It was found that cells senesce in young age in atherosclerosis and was found in Werner and Progeria syndromes.
In the bean cultivar, the leaves senesce too early, resulting in a reduced source size with photosynthates primarily allocated to the fruit at the expense of the roots.
Majority of the people were not in senesce when they were brought out of the container bearing number LSA-045.
Otherwise through the passages of deep time individuals who did not senesce would outcompete those who did, and the high fitness costs of getting old would have been selected against.
The sgr gene helps break down chlorophyll when leaves and cotyledons senesce.
They speculated that most of the ITC release from canola root systems occurs when the large taproots, which contain most of the GSLs, senesce at crop maturity and that the ITCs released from fine roots prior to maturity are insufficient to significantly reduce inoculum levels.

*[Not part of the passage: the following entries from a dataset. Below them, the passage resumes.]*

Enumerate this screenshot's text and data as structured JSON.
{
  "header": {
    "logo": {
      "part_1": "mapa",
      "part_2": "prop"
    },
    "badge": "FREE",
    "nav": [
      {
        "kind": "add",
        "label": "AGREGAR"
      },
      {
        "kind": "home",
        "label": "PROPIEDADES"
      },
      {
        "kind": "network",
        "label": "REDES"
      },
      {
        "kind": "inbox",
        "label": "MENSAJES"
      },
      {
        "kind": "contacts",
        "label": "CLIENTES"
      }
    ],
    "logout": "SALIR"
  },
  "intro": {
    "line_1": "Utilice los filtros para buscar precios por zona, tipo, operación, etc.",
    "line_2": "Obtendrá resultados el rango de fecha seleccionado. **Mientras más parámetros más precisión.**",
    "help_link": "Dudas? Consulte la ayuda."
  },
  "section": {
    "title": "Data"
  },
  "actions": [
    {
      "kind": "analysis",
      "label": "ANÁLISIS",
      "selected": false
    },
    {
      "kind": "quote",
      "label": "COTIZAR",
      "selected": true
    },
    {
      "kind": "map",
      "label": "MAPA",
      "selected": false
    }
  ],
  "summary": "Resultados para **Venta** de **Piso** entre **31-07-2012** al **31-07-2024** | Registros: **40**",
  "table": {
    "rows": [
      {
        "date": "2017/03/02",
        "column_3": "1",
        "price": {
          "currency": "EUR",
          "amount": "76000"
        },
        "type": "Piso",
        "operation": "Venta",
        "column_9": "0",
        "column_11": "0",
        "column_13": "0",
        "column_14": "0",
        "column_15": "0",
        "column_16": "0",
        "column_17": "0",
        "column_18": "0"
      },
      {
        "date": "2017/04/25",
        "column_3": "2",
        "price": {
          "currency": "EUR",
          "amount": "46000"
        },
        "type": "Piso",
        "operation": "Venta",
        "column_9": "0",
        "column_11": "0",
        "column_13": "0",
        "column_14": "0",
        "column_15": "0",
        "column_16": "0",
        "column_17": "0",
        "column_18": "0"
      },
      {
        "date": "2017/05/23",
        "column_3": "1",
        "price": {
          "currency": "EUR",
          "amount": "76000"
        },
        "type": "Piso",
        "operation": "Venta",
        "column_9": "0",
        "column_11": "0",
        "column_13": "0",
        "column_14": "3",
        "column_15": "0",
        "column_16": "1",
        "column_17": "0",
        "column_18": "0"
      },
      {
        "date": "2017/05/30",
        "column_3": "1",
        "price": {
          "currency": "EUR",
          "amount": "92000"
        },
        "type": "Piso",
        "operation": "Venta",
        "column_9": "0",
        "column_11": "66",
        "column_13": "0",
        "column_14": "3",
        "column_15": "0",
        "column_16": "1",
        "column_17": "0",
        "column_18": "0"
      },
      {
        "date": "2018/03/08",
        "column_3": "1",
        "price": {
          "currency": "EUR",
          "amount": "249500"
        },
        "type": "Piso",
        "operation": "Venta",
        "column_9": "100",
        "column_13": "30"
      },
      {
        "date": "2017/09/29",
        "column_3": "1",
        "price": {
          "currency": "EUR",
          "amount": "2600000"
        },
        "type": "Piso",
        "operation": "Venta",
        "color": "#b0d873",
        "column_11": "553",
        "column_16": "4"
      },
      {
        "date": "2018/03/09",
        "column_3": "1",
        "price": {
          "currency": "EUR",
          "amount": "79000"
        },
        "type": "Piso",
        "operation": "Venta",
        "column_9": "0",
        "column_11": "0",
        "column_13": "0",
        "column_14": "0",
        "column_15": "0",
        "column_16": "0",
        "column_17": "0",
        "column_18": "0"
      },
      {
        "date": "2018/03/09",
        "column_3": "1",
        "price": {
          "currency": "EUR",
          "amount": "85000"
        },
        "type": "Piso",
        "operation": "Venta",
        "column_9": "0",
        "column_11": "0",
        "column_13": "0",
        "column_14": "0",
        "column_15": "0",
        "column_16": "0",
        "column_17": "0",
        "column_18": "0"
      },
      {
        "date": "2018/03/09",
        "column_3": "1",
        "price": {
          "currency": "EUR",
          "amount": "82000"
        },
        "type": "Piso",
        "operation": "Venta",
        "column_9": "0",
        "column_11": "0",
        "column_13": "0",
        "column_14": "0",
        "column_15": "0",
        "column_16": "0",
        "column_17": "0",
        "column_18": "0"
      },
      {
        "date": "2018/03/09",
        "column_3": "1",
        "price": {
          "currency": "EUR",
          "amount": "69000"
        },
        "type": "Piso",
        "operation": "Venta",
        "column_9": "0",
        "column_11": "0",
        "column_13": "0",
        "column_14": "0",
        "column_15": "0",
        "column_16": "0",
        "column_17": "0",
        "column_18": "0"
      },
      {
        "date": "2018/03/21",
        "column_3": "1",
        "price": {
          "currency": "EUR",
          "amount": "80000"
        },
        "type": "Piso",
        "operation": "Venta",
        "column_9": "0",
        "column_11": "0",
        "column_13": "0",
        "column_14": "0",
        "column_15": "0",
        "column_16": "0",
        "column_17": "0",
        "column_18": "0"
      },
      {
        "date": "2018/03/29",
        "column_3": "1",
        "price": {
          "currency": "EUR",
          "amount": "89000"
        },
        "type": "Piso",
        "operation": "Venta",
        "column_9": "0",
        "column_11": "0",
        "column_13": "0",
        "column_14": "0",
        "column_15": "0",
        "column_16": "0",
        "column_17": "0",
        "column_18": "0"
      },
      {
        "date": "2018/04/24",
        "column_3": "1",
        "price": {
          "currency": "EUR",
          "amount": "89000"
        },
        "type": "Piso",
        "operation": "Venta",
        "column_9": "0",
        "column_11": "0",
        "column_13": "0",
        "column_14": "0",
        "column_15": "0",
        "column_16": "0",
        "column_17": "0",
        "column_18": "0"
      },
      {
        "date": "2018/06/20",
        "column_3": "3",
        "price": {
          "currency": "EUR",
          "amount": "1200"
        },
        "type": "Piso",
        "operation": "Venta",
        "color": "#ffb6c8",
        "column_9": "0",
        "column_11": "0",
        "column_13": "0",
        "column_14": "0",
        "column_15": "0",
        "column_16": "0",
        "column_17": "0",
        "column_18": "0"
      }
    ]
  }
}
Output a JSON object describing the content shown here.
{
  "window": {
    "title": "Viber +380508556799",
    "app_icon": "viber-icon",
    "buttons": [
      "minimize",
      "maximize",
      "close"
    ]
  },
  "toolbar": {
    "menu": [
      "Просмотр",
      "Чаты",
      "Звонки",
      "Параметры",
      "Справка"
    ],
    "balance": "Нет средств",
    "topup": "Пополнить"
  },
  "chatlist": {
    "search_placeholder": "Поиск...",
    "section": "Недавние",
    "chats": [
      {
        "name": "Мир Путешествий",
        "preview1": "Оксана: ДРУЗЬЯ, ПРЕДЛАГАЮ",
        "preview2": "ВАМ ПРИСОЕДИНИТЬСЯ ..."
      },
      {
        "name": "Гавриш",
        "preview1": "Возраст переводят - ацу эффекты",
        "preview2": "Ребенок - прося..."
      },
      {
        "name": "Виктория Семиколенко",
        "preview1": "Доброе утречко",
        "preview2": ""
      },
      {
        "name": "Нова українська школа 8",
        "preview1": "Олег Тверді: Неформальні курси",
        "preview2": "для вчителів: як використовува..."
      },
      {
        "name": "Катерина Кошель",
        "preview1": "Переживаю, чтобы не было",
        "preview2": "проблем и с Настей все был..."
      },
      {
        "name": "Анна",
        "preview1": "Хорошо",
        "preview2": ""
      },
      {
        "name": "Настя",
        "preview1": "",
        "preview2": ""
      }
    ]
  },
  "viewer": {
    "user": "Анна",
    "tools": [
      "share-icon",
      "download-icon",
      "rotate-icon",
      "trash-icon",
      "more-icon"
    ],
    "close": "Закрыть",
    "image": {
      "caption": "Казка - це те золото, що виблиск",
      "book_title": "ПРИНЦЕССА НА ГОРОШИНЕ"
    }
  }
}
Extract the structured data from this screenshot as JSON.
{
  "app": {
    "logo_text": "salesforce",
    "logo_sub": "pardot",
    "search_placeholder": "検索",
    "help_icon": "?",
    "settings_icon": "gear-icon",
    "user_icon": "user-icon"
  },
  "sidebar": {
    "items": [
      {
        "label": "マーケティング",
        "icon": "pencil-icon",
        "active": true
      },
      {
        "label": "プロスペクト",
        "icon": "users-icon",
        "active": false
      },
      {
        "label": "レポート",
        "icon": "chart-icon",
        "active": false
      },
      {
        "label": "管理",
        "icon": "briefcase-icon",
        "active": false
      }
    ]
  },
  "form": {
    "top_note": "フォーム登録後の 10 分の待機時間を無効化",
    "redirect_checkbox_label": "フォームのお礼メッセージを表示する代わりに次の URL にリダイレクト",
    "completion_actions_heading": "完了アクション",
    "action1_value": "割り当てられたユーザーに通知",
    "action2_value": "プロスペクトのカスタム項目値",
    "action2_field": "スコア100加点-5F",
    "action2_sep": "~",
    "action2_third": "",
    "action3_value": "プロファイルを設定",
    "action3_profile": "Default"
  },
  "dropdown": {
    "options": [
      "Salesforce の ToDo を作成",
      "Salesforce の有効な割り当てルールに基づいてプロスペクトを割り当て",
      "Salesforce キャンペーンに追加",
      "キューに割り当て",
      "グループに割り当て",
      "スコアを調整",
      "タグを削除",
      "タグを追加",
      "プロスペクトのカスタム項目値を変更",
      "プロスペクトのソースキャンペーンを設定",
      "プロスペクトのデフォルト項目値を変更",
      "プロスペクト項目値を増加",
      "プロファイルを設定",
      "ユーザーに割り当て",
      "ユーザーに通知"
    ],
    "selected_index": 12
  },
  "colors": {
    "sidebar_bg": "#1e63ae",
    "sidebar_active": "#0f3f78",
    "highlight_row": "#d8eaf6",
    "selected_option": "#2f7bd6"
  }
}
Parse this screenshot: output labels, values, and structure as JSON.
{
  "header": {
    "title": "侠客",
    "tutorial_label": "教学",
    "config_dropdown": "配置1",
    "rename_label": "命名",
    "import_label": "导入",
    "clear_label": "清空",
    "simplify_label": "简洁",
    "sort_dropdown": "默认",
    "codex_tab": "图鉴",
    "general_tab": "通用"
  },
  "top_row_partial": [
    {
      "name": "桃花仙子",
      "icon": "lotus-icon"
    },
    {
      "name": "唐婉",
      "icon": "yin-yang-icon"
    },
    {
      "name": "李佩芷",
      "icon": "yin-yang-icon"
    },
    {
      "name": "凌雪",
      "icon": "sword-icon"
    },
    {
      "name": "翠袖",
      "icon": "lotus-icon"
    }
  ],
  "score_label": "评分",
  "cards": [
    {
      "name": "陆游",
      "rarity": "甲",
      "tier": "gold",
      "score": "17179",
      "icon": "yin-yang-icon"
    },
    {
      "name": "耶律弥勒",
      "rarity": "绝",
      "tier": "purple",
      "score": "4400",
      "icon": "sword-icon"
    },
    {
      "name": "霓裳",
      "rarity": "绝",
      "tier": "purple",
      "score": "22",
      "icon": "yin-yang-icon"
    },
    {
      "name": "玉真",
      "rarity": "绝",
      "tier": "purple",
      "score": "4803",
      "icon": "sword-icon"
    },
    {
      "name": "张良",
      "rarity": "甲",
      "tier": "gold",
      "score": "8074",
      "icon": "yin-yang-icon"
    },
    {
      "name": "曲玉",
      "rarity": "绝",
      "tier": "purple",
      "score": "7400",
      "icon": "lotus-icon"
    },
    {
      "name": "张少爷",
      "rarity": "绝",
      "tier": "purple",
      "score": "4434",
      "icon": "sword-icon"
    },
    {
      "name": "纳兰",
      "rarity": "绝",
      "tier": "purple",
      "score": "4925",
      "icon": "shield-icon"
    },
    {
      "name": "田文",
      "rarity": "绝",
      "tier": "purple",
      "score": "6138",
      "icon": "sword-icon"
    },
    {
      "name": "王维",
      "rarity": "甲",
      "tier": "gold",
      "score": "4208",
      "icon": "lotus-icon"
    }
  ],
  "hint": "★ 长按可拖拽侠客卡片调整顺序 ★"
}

Infected soybean plants will senesce prematurely; foliage will appear chlorotic and pods fail to fill completely (Bowers and Russin, 1999).
However, the slow growth and small sizes attained by the oyster drills at Caminada Pass (average oyster drill size was only 35 mm) may mean they do not reproduce until their second spring, and senesce shortly afterwards.
It has been left on the ground for six weeks for the leaf to senesce and fall off the stem so that retting can take place.
As this starts to happen, the lower leaves will begin to yellow and eventually senesce.
Cool-season annual species m aximize aboveground growth at the expense of resource use efficiency (Jackson and Roy 1986) and senesce by late spring/early summer.